### Listed entries
>>

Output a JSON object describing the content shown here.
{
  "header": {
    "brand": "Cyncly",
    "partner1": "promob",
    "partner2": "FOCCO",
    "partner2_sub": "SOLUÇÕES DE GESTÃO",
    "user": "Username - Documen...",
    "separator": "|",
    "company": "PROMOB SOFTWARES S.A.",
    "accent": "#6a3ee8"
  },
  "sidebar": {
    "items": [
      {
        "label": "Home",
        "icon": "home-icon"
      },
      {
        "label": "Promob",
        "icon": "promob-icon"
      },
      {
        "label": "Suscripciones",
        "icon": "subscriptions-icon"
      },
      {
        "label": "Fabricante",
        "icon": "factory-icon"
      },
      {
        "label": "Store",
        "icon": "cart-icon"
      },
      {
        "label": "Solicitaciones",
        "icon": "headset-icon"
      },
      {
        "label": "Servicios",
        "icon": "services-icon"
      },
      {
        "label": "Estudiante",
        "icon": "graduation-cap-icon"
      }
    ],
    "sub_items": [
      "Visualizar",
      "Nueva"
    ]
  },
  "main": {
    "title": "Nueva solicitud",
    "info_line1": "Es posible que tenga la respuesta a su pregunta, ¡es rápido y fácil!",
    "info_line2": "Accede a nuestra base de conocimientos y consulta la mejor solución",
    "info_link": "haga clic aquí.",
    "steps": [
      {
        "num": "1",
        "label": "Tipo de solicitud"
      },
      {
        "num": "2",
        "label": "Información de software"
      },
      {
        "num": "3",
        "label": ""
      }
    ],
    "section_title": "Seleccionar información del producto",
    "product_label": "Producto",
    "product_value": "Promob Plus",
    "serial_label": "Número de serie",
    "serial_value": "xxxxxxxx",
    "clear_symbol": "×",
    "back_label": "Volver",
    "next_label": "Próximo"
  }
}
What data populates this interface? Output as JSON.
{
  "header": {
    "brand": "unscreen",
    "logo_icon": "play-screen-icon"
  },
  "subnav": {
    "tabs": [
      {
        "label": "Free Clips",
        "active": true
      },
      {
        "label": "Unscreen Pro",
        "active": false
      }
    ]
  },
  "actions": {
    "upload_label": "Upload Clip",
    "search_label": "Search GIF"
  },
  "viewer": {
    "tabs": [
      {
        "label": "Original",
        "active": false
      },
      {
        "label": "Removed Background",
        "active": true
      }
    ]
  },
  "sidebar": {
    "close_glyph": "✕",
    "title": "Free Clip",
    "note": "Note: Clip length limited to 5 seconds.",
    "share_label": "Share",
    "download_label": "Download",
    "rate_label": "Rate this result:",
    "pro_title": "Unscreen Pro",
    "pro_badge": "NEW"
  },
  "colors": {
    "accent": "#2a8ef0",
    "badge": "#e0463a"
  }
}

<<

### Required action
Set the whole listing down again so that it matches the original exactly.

### Problem solution
Output a JSON object describing the content shown here.
{
  "header": {
    "brand": "Cyncly",
    "partner1": "promob",
    "partner2": "FOCCO",
    "partner2_sub": "SOLUÇÕES DE GESTÃO",
    "user": "Username - Documen...",
    "separator": "|",
    "company": "PROMOB SOFTWARES S.A.",
    "accent": "#6a3ee8"
  },
  "sidebar": {
    "items": [
      {
        "label": "Home",
        "icon": "home-icon"
      },
      {
        "label": "Promob",
        "icon": "promob-icon"
      },
      {
        "label": "Suscripciones",
        "icon": "subscriptions-icon"
      },
      {
        "label": "Fabricante",
        "icon": "factory-icon"
      },
      {
        "label": "Store",
        "icon": "cart-icon"
      },
      {
        "label": "Solicitaciones",
        "icon": "headset-icon"
      },
      {
        "label": "Servicios",
        "icon": "services-icon"
      },
      {
        "label": "Estudiante",
        "icon": "graduation-cap-icon"
      }
    ],
    "sub_items": [
      "Visualizar",
      "Nueva"
    ]
  },
  "main": {
    "title": "Nueva solicitud",
    "info_line1": "Es posible que tenga la respuesta a su pregunta, ¡es rápido y fácil!",
    "info_line2": "Accede a nuestra base de conocimientos y consulta la mejor solución",
    "info_link": "haga clic aquí.",
    "steps": [
      {
        "num": "1",
        "label": "Tipo de solicitud"
      },
      {
        "num": "2",
        "label": "Información de software"
      },
      {
        "num": "3",
        "label": ""
      }
    ],
    "section_title": "Seleccionar información del producto",
    "product_label": "Producto",
    "product_value": "Promob Plus",
    "serial_label": "Número de serie",
    "serial_value": "xxxxxxxx",
    "clear_symbol": "×",
    "back_label": "Volver",
    "next_label": "Próximo"
  }
}
What data populates this interface? Output as JSON.
{
  "header": {
    "brand": "unscreen",
    "logo_icon": "play-screen-icon"
  },
  "subnav": {
    "tabs": [
      {
        "label": "Free Clips",
        "active": true
      },
      {
        "label": "Unscreen Pro",
        "active": false
      }
    ]
  },
  "actions": {
    "upload_label": "Upload Clip",
    "search_label": "Search GIF"
  },
  "viewer": {
    "tabs": [
      {
        "label": "Original",
        "active": false
      },
      {
        "label": "Removed Background",
        "active": true
      }
    ]
  },
  "sidebar": {
    "close_glyph": "✕",
    "title": "Free Clip",
    "note": "Note: Clip length limited to 5 seconds.",
    "share_label": "Share",
    "download_label": "Download",
    "rate_label": "Rate this result:",
    "pro_title": "Unscreen Pro",
    "pro_badge": "NEW"
  },
  "colors": {
    "accent": "#2a8ef0",
    "badge": "#e0463a"
  }
}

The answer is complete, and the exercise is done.